Rep. Jerry Moran, R-KS, has praised the White House for its decision to process all 86 pending J-1 Visa Waiver applications.
The U.S. Department of Agriculture (USDA) announced that it will serve as a temporary interested government agency, in order to process the pending doctors applications.
"We don't see victories often enough in rural America, but this announcement to process these physician's applications is a victory for Kansas and for rural health care," Moran said. "We have worked hard to reverse the USDA's decision, so that these 86 communities won't go without a doctor."
The J-1 Visa program gives international medical graduates the opportunity to stay in the U.S., if they agree to practice in a medically underserved area. Since the USDA became a participant in the J-1 Visa waiver program in 1994, it has made a total of 80 recommendations on behalf of doctors applying to serve in Kansas.
In late February, the USDA discontinued the J-1 Visa Waiver program, citing security concerns. Now, the USDA said that pending applications will be reviewed by the Departments of Justice and State, and that the Department of Health and Human Services will do follow-up monitoring.
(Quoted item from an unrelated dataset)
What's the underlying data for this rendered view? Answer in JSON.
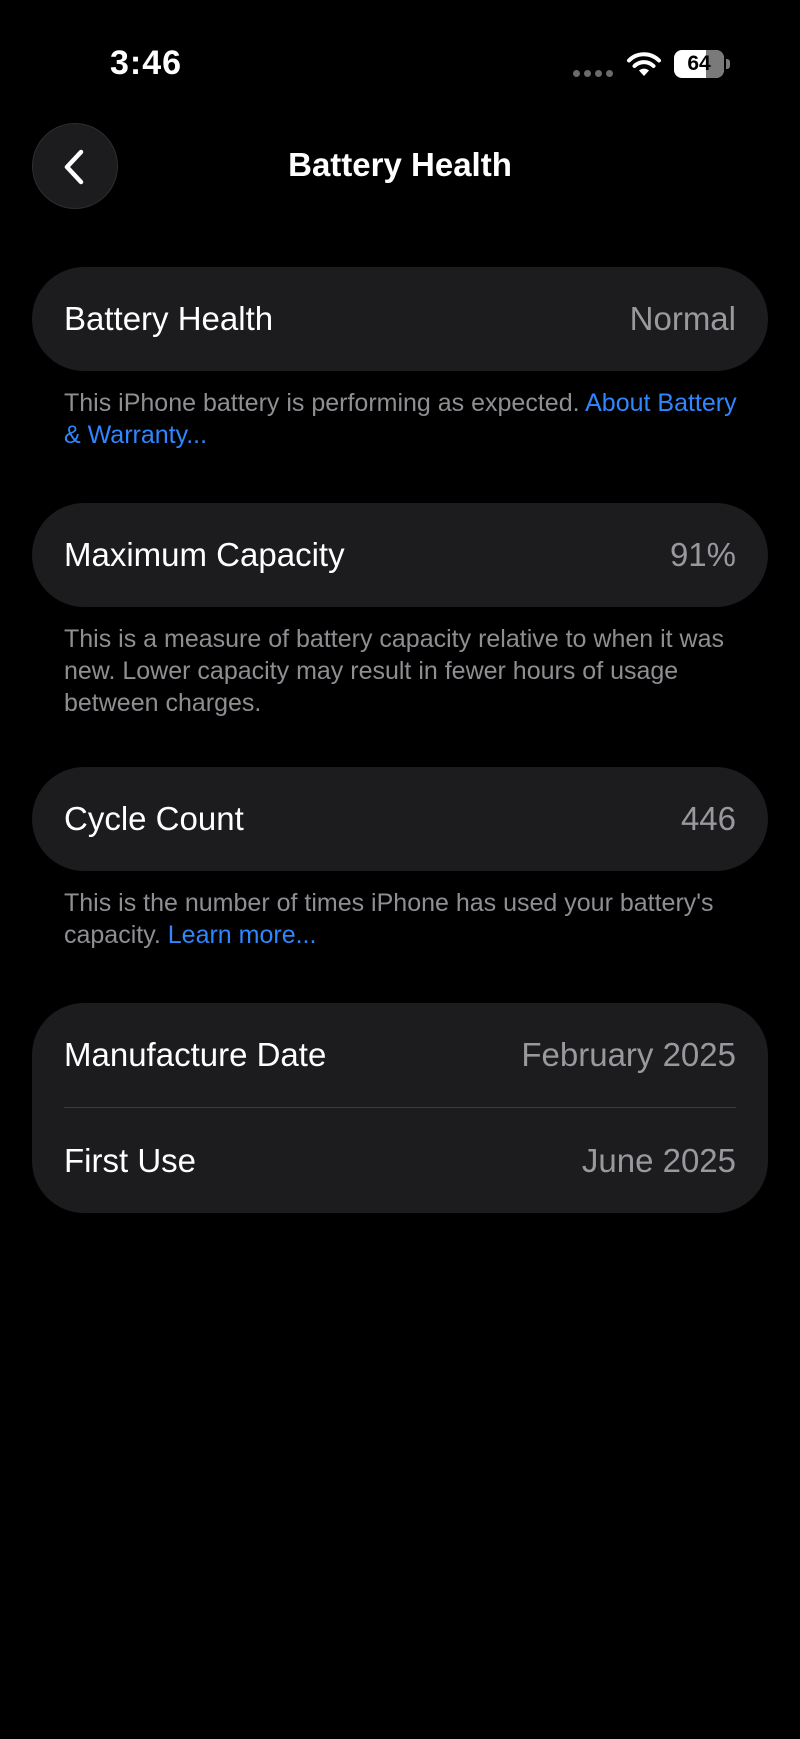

In addition, the White House will coordinate agency efforts on meeting the health care needs of rural communities.
In March, Moran, co-chair of the Rural Health Care Coalition, urged the Administration to continue the program and process pending applications. Since that time Moran has met with the government agencies involved and worked with the White House to find solution to continue this important program.
"The White House has heard the pleas of rural American and reacted promptly," Moran said. "Its willingness to help rural America is encouraging and we will continue to work with it throughout this process."